Your goal: Please copy the entries below word for word.

Items from a dataset:
=== Section Start ===
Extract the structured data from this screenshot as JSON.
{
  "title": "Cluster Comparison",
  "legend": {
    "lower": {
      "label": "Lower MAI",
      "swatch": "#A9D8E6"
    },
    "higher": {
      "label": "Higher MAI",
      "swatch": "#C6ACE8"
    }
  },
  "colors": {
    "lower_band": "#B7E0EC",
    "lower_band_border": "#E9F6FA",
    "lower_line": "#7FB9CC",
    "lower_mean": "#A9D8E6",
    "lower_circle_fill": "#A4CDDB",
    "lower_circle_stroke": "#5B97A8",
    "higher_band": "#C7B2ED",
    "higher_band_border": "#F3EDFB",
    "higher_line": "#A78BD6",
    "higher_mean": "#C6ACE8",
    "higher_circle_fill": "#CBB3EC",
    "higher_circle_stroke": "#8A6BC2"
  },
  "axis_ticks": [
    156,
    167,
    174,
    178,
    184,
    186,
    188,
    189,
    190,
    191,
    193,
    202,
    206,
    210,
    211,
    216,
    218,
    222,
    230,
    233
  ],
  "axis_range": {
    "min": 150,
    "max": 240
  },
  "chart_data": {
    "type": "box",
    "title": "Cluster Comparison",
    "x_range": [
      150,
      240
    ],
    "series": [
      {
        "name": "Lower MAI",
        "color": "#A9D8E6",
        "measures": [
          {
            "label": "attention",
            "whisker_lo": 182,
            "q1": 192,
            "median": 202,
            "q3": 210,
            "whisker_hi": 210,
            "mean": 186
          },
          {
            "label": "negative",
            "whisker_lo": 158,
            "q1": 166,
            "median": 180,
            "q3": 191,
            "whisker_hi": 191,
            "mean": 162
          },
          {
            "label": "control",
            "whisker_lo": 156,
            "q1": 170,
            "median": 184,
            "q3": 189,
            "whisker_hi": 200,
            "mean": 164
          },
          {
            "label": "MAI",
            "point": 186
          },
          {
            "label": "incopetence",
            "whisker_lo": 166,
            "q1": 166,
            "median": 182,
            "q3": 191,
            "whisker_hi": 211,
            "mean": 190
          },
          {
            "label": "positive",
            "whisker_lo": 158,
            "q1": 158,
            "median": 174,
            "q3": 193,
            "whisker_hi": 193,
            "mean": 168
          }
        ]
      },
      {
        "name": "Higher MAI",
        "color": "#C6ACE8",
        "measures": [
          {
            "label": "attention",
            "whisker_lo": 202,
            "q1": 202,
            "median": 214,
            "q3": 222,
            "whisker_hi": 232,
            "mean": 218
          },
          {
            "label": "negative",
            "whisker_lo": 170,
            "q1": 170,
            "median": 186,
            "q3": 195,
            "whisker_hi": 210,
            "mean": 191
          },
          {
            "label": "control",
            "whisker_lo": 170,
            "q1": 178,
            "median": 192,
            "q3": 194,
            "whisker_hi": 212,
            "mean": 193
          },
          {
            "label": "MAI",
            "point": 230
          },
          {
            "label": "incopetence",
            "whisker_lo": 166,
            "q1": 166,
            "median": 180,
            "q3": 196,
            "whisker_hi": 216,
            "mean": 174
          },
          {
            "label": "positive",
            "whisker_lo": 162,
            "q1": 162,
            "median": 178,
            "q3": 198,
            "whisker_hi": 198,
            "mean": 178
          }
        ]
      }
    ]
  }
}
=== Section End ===
Exercise solution:
Extract the structured data from this screenshot as JSON.
{
  "title": "Cluster Comparison",
  "legend": {
    "lower": {
      "label": "Lower MAI",
      "swatch": "#A9D8E6"
    },
    "higher": {
      "label": "Higher MAI",
      "swatch": "#C6ACE8"
    }
  },
  "colors": {
    "lower_band": "#B7E0EC",
    "lower_band_border": "#E9F6FA",
    "lower_line": "#7FB9CC",
    "lower_mean": "#A9D8E6",
    "lower_circle_fill": "#A4CDDB",
    "lower_circle_stroke": "#5B97A8",
    "higher_band": "#C7B2ED",
    "higher_band_border": "#F3EDFB",
    "higher_line": "#A78BD6",
    "higher_mean": "#C6ACE8",
    "higher_circle_fill": "#CBB3EC",
    "higher_circle_stroke": "#8A6BC2"
  },
  "axis_ticks": [
    156,
    167,
    174,
    178,
    184,
    186,
    188,
    189,
    190,
    191,
    193,
    202,
    206,
    210,
    211,
    216,
    218,
    222,
    230,
    233
  ],
  "axis_range": {
    "min": 150,
    "max": 240
  },
  "chart_data": {
    "type": "box",
    "title": "Cluster Comparison",
    "x_range": [
      150,
      240
    ],
    "series": [
      {
        "name": "Lower MAI",
        "color": "#A9D8E6",
        "measures": [
          {
            "label": "attention",
            "whisker_lo": 182,
            "q1": 192,
            "median": 202,
            "q3": 210,
            "whisker_hi": 210,
            "mean": 186
          },
          {
            "label": "negative",
            "whisker_lo": 158,
            "q1": 166,
            "median": 180,
            "q3": 191,
            "whisker_hi": 191,
            "mean": 162
          },
          {
            "label": "control",
            "whisker_lo": 156,
            "q1": 170,
            "median": 184,
            "q3": 189,
            "whisker_hi": 200,
            "mean": 164
          },
          {
            "label": "MAI",
            "point": 186
          },
          {
            "label": "incopetence",
            "whisker_lo": 166,
            "q1": 166,
            "median": 182,
            "q3": 191,
            "whisker_hi": 211,
            "mean": 190
          },
          {
            "label": "positive",
            "whisker_lo": 158,
            "q1": 158,
            "median": 174,
            "q3": 193,
            "whisker_hi": 193,
            "mean": 168
          }
        ]
      },
      {
        "name": "Higher MAI",
        "color": "#C6ACE8",
        "measures": [
          {
            "label": "attention",
            "whisker_lo": 202,
            "q1": 202,
            "median": 214,
            "q3": 222,
            "whisker_hi": 232,
            "mean": 218
          },
          {
            "label": "negative",
            "whisker_lo": 170,
            "q1": 170,
            "median": 186,
            "q3": 195,
            "whisker_hi": 210,
            "mean": 191
          },
          {
            "label": "control",
            "whisker_lo": 170,
            "q1": 178,
            "median": 192,
            "q3": 194,
            "whisker_hi": 212,
            "mean": 193
          },
          {
            "label": "MAI",
            "point": 230
          },
          {
            "label": "incopetence",
            "whisker_lo": 166,
            "q1": 166,
            "median": 180,
            "q3": 196,
            "whisker_hi": 216,
            "mean": 174
          },
          {
            "label": "positive",
            "whisker_lo": 162,
            "q1": 162,
            "median": 178,
            "q3": 198,
            "whisker_hi": 198,
            "mean": 178
          }
        ]
      }
    ]
  }
}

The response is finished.